We know Jesus suffered for us. He suffered terribly. We believe this, and we praise God. Yet we avoid our own suffering, and, to be honest, most of us parents absolutely want to help our children avoid suffering.

A mom I met told me how upset she was when her five-year-old son came home from school asking why Jesus had to die. The crucifix in his kindergarten classroom prompted the question. Seeing Jesus' lifeless body nailed to the cross distressed the boy, and his mother wasn't ready to discuss death with him. "He doesn't need to know about death yet," she told me. "He's only five."

I don't know what approach would have been most helpful for that particular child, but I'm willing to bet he already knew more about suffering and death than his mother expected. Life is full of challenges and disappointments, even for little children. Parents aren't really surprised when their toddlers have to battle a cold, but we can feel shocked, even horrified, when they suffer spiritually.

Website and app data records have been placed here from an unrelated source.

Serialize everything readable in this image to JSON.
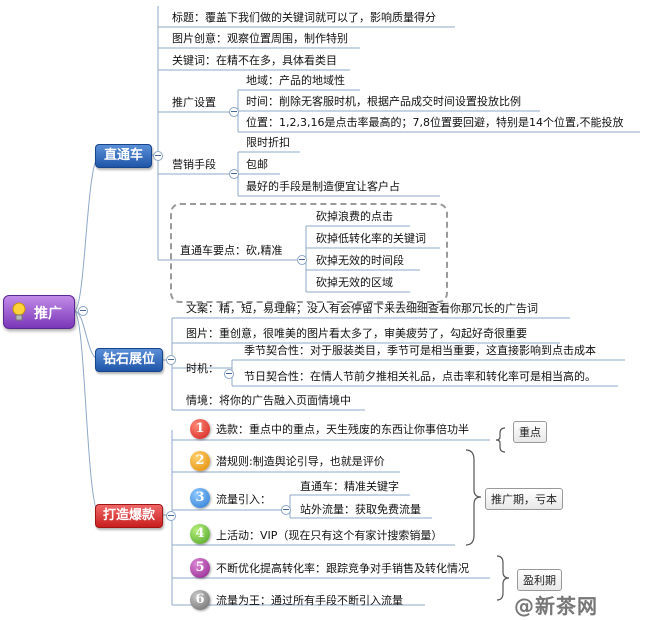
{
  "root": {
    "label": "推广"
  },
  "branches": {
    "zhitongche": {
      "label": "直通车",
      "items": {
        "title": "标题：覆盖下我们做的关键词就可以了，影响质量得分",
        "image": "图片创意：观察位置周围，制作特别",
        "keyword": "关键词：在精不在多，具体看类目",
        "promo": {
          "label": "推广设置",
          "region": "地域：产品的地域性",
          "time": "时间：削除无客服时机，根据产品成交时间设置投放比例",
          "position": "位置：1,2,3,16是点击率最高的；7,8位置要回避，特别是14个位置,不能投放"
        },
        "marketing": {
          "label": "营销手段",
          "a": "限时折扣",
          "b": "包邮",
          "c": "最好的手段是制造便宜让客户占"
        },
        "key": {
          "label": "直通车要点：砍,精准",
          "a": "砍掉浪费的点击",
          "b": "砍掉低转化率的关键词",
          "c": "砍掉无效的时间段",
          "d": "砍掉无效的区域"
        }
      }
    },
    "zuanshi": {
      "label": "钻石展位",
      "items": {
        "copy": "文案：精，短，易理解；没人有会停留下来去细细查看你那冗长的广告词",
        "image": "图片：重创意，很唯美的图片看太多了，审美疲劳了，勾起好奇很重要",
        "timing": {
          "label": "时机：",
          "a": "季节契合性：对于服装类目，季节可是相当重要，这直接影响到点击成本",
          "b": "节日契合性：在情人节前夕推相关礼品，点击率和转化率可是相当高的。"
        },
        "context": "情境：将你的广告融入页面情境中"
      }
    },
    "baokuan": {
      "label": "打造爆款",
      "steps": [
        {
          "num": "1",
          "text": "选款：重点中的重点，天生残废的东西让你事倍功半"
        },
        {
          "num": "2",
          "text": "潜规则:制造舆论引导，也就是评价"
        },
        {
          "num": "3",
          "text": "流量引入：",
          "subs": [
            "直通车：精准关键字",
            "站外流量：获取免费流量"
          ]
        },
        {
          "num": "4",
          "text": "上活动：VIP（现在只有这个有家计搜索销量）"
        },
        {
          "num": "5",
          "text": "不断优化提高转化率：跟踪竞争对手销售及转化情况"
        },
        {
          "num": "6",
          "text": "流量为王：通过所有手段不断引入流量"
        }
      ],
      "callouts": {
        "focus": "重点",
        "promo_period": "推广期，亏本",
        "profit_period": "盈利期"
      }
    }
  },
  "watermark": "@新茶网",
  "colors": {
    "blue": "#1f56a8",
    "red": "#c81e1e",
    "purple": "#7a36b8",
    "line": "#8fa8c8"
  }
}
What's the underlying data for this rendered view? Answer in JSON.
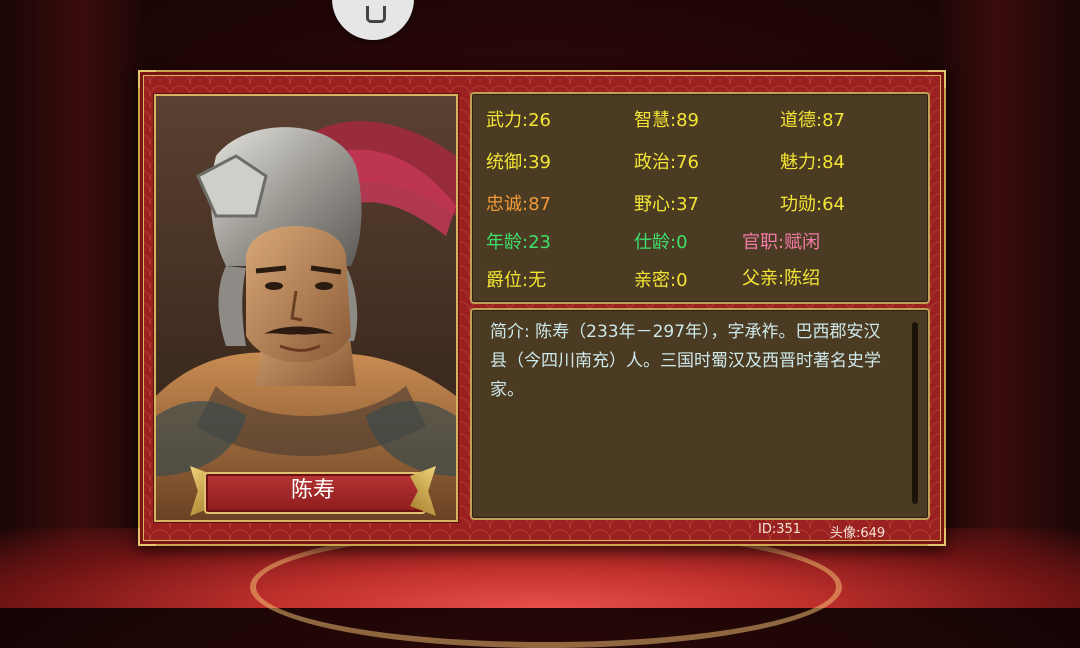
{
  "colors": {
    "yellow": "#f2e534",
    "orange": "#f29a3a",
    "green": "#3ee06a",
    "pink": "#f27aa8",
    "bio_text": "#cde8ea",
    "panel_red": "#9b2020",
    "gold_border": "#d8b45e"
  },
  "general": {
    "name": "陈寿",
    "id_text": "ID:351",
    "avatar_text": "头像:649"
  },
  "stats": [
    {
      "key": "wuli",
      "text": "武力:26",
      "color": "yellow"
    },
    {
      "key": "zhihui",
      "text": "智慧:89",
      "color": "yellow"
    },
    {
      "key": "daode",
      "text": "道德:87",
      "color": "yellow"
    },
    {
      "key": "tongyu",
      "text": "统御:39",
      "color": "yellow"
    },
    {
      "key": "zhengzhi",
      "text": "政治:76",
      "color": "yellow"
    },
    {
      "key": "meili",
      "text": "魅力:84",
      "color": "yellow"
    },
    {
      "key": "zhongcheng",
      "text": "忠诚:87",
      "color": "orange"
    },
    {
      "key": "yexin",
      "text": "野心:37",
      "color": "yellow"
    },
    {
      "key": "gongxun",
      "text": "功勋:64",
      "color": "yellow"
    },
    {
      "key": "nianling",
      "text": "年龄:23",
      "color": "green"
    },
    {
      "key": "shiling",
      "text": "仕龄:0",
      "color": "green"
    },
    {
      "key": "guanzhi",
      "text": "官职:赋闲",
      "color": "pink"
    },
    {
      "key": "juewei",
      "text": "爵位:无",
      "color": "yellow"
    },
    {
      "key": "qinmi",
      "text": "亲密:0",
      "color": "yellow"
    },
    {
      "key": "fuqin",
      "text": "父亲:陈绍",
      "color": "yellow"
    }
  ],
  "bio": {
    "text": "简介: 陈寿（233年－297年），字承祚。巴西郡安汉县（今四川南充）人。三国时蜀汉及西晋时著名史学家。"
  },
  "icons": {
    "top_button": "home-icon",
    "portrait": "general-portrait-image"
  }
}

Ever since Adam and Eve bit into that apple, suffering has been part of the human condition. Lent helps us become more human, with its invitation to accept that suffering. Trying to control our environment to eliminate hardship rejects the crowning achievement of Jesus' humility.

Christians know the Resurrection comes next. Jesus shows us how suffering can lead to glory, if we accept it humbly. (There's no need, of course, to go searching for suffering or to put ourselves in abusive situations. Normal life brings humiliation enough.)

The hygiene hypothesis proposes that dirt can strengthen our immune systems; Lent proposes that suffering can make us stronger, more Christ-like. Marvelously, we draw closer to the Heart of Christ when we unite our suffering with his.
For we do not have a high priest who is unable to sympathize with our weaknesses, but one who has similarly been tested in every way, yet without sin. So let us confidently approach the throne of grace to receive mercy and to find grace for timely help.
 -Hebrews 4:15-16